## WORK REQUEST
Return the data in full, exactly as it was written.

## SUPPLIED INFORMATION
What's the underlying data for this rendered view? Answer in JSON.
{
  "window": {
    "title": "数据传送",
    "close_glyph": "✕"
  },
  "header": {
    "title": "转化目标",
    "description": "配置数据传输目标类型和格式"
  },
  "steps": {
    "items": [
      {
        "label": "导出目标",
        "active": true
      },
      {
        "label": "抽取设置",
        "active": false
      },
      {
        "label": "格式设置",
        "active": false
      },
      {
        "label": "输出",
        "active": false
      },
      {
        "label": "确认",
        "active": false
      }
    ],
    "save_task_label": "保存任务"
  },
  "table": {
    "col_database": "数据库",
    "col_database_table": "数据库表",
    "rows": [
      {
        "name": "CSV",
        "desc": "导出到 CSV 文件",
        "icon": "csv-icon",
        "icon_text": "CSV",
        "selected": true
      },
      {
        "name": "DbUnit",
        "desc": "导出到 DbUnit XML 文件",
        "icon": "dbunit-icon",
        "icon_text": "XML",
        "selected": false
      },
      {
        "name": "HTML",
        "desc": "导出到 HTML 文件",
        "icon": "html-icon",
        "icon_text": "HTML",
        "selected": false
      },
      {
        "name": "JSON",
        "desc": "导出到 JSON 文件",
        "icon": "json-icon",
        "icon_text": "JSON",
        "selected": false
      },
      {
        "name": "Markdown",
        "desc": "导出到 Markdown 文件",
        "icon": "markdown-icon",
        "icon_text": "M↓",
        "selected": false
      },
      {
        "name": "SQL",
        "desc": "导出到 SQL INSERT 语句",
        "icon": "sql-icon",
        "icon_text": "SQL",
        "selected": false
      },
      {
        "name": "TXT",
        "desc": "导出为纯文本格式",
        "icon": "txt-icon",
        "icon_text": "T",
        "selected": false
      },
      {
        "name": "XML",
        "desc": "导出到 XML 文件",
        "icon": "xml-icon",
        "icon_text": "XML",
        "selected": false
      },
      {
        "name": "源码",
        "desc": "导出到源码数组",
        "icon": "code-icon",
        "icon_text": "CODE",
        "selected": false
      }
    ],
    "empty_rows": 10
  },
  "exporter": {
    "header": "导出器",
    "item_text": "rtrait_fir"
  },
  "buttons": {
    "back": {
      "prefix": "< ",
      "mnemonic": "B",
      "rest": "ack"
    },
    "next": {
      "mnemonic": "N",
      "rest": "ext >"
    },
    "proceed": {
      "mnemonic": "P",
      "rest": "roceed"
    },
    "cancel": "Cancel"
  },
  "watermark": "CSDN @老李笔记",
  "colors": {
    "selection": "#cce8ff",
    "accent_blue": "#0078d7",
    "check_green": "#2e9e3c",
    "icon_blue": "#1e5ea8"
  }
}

## TASK RESPONSE
What's the underlying data for this rendered view? Answer in JSON.
{
  "window": {
    "title": "数据传送",
    "close_glyph": "✕"
  },
  "header": {
    "title": "转化目标",
    "description": "配置数据传输目标类型和格式"
  },
  "steps": {
    "items": [
      {
        "label": "导出目标",
        "active": true
      },
      {
        "label": "抽取设置",
        "active": false
      },
      {
        "label": "格式设置",
        "active": false
      },
      {
        "label": "输出",
        "active": false
      },
      {
        "label": "确认",
        "active": false
      }
    ],
    "save_task_label": "保存任务"
  },
  "table": {
    "col_database": "数据库",
    "col_database_table": "数据库表",
    "rows": [
      {
        "name": "CSV",
        "desc": "导出到 CSV 文件",
        "icon": "csv-icon",
        "icon_text": "CSV",
        "selected": true
      },
      {
        "name": "DbUnit",
        "desc": "导出到 DbUnit XML 文件",
        "icon": "dbunit-icon",
        "icon_text": "XML",
        "selected": false
      },
      {
        "name": "HTML",
        "desc": "导出到 HTML 文件",
        "icon": "html-icon",
        "icon_text": "HTML",
        "selected": false
      },
      {
        "name": "JSON",
        "desc": "导出到 JSON 文件",
        "icon": "json-icon",
        "icon_text": "JSON",
        "selected": false
      },
      {
        "name": "Markdown",
        "desc": "导出到 Markdown 文件",
        "icon": "markdown-icon",
        "icon_text": "M↓",
        "selected": false
      },
      {
        "name": "SQL",
        "desc": "导出到 SQL INSERT 语句",
        "icon": "sql-icon",
        "icon_text": "SQL",
        "selected": false
      },
      {
        "name": "TXT",
        "desc": "导出为纯文本格式",
        "icon": "txt-icon",
        "icon_text": "T",
        "selected": false
      },
      {
        "name": "XML",
        "desc": "导出到 XML 文件",
        "icon": "xml-icon",
        "icon_text": "XML",
        "selected": false
      },
      {
        "name": "源码",
        "desc": "导出到源码数组",
        "icon": "code-icon",
        "icon_text": "CODE",
        "selected": false
      }
    ],
    "empty_rows": 10
  },
  "exporter": {
    "header": "导出器",
    "item_text": "rtrait_fir"
  },
  "buttons": {
    "back": {
      "prefix": "< ",
      "mnemonic": "B",
      "rest": "ack"
    },
    "next": {
      "mnemonic": "N",
      "rest": "ext >"
    },
    "proceed": {
      "mnemonic": "P",
      "rest": "roceed"
    },
    "cancel": "Cancel"
  },
  "watermark": "CSDN @老李笔记",
  "colors": {
    "selection": "#cce8ff",
    "accent_blue": "#0078d7",
    "check_green": "#2e9e3c",
    "icon_blue": "#1e5ea8"
  }
}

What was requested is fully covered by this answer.